Data records for software interfaces:
_ _ _

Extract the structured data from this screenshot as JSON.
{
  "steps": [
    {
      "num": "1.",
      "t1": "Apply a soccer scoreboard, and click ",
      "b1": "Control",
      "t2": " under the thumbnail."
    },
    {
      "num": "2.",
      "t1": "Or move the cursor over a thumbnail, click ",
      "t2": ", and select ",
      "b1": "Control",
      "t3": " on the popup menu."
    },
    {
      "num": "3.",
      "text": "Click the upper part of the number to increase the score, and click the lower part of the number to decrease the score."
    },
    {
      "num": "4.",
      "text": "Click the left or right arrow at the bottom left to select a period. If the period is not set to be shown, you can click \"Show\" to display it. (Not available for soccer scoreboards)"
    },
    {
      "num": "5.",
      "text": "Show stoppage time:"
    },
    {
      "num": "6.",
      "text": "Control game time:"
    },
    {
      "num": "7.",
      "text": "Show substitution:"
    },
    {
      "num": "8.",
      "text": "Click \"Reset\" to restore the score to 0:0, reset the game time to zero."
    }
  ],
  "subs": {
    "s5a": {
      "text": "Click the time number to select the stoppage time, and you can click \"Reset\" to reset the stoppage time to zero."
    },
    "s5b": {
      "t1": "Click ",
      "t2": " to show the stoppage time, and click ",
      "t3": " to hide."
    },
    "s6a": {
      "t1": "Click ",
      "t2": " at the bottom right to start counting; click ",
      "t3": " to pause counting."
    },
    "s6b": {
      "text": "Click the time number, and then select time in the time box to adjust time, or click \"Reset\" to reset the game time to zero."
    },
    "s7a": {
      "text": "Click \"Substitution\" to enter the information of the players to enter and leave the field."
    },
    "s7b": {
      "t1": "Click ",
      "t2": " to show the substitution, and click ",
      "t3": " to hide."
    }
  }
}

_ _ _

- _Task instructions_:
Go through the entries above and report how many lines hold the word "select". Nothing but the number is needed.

- _Completed task_:
4